On my trip to Chi’ili, I had brought two new pails [for Passover use], which I had finally managed to buy after standing in line3 for an entire day. During the journey, however, they had disappeared, as could be expected. I sent telegrams to Moscow and Yekaterinoslav4 about the loss, but they could not be found. The railroad authority promised to compensate me for this with seven rubles, but to collect I would need to travel to the main office in Tashkent. As usual, this didn’t resolve the problem, and the pails were not found.

Without Passover utensils, my husband was unequivocal that he would not eat during the entire festival. I resolved to do something about it.

A four-hour journey from us lived a group of Jewish deportees from Kiev in close proximity to each other. Evidently, it was a relatively well-organized community. Among them were a Rabbi,5 a shochet,6 and a communal leader named Kalyakov,7 who had been among the wealthy Jews of Kiev. I traveled there in an effort to find a solution for my serious problem.

During the two days I spent there, I had a tin-plate pail made for me from new materials. Then I ordered meat and fish, requesting that they be delivered the day before Passover.

Best of all, after I arrived at the train-station, someone gave me more than a kilo of black bread. In retrospect, I don’t understand how we were able to eat that kind of bread. (I should add, however, that the black bread never harmed us. In fact, after falling ill with dysentery later that summer, I recovered by eating black bread.8)

I was filled with inestimable joy at these successes; especially by the new tin pail, which sparkled!

Meanwhile, life went on.

I even invited a guest for Passover. The dishes I had brought from home were still clean. We put together a makeshift table from some boards, over which I spread a white tablecloth. The Kazakh who delivered the chicken and fish on the day before Yom Tov couldn’t stop talking about the “wealth” he saw in our home! Parenthetically, in the course of his four-hour trip, the chicken and fish spoiled from the heat, and became too dangerous to eat.

Thus the three of us sat down to conduct the Passover Seder.

Outside our windows stood a group of young gentiles who mocked us, imitating what they referred to as our “wailing.” Inside, however, we loudly and wholeheartedly chanted [the words of Kiddush] “the Season of Our Freedom… You have given us Your holy Festivals, in joy and gladness, as a heritage.” These words felt so real, as well; considering that my husband had spent the previous Passover in prison, this year was certainly an improvement.

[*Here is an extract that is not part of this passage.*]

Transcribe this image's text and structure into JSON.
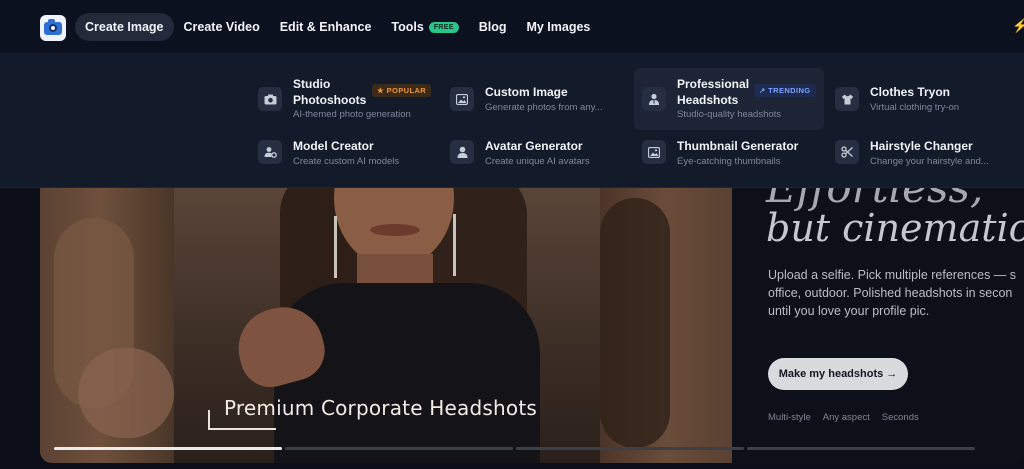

We continued our celebration until 2:00 a.m., when our guest returned home to sleep. He had a long walk through fields to get there.

I should mention our bedikas chametz9and biyur chametz10 before Yom Tov. Chi’ili never imagined such an intensive search, nor had I ever witnessed anything like it.

Our “furniture” consisted mostly of the various crates in which our possessions had been transported over the course of time. I had turned them into small closets. In the part of our room we called the “kitchen,” and on the table, I had set up a sort of buffet and other inventive domestic conveniences. For Passover, all this was thrown out into the “yard,” i.e. the other side of the room.

On the evening before Passover, while I was busy preparing everything for Passover, I noticed that my husband seemed deeply emotional during the entire process. The next morning, as the chametz burned, he wept so profusely that it was difficult to watch and to listen to. In the past I had not usually observed this being done. Now I managed to hear only a few words of his recitation, “Just as I am removing chametz from my house and from my possession, so shall You destroy all…”11 Beyond that I couldn’t make out an additional word, due to his copious weeping which muffled the rest of the words.

That’s how we prepared for the Yom Tov, and how we celebrated the first Seder. Our guest joined us again for the morning meal and the second Seder, as well as for all the meals throughout the eight day festival.

We did everything we could to introduce a festive spirit and to banish the weekday mood. In that milieu and under those circumstances, it was no easy task. But we managed at least partially. Of course, we spoke only about the past, for there was nothing particularly gratifying about the present. We did, however, hold out hope for a better future.